Given their relative hemodynamic stability, ketamine and etomidate are commonly chosen anesthetic agents for sedation during the endotracheal intubation of critically ill patients. As the use of etomidate has come into question particularly in patients with sepsis, due to its effect of adrenal suppression, there has been a shift in practice with more reliance on ketamine. However, as ketamine relies on a secondary sympathomimetic effect for its cardiovascular stability, cardiovascular and hemodynamic compromise may occur in patients who are catecholamine depleted. We present 2 critically ill patients who experienced cardiac arrest following the administration of ketamine for rapid sequence intubation (RSI). The literature regarding the use of etomidate and ketamine for RSI in critically ill patients is reviewed and options for sedation during endotracheal intubation in this population are discussed.

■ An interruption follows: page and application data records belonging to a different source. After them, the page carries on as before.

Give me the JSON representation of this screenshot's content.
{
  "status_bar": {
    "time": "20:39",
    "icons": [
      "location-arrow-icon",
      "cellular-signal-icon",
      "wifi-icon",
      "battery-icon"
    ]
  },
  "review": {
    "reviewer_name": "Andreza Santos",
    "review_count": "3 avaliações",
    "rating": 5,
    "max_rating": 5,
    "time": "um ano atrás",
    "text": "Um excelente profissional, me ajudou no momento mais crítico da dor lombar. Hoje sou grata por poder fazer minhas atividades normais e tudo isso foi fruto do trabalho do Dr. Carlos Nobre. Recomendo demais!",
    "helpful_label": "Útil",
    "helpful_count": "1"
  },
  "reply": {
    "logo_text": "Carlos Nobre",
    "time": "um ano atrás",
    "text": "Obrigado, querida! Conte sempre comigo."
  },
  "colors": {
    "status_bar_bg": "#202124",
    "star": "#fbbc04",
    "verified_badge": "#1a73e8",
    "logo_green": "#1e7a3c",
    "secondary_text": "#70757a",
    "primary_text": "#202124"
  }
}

Keywords: airway management; endotracheal intubation; etomidate; ketamine; rapid sequence intubation.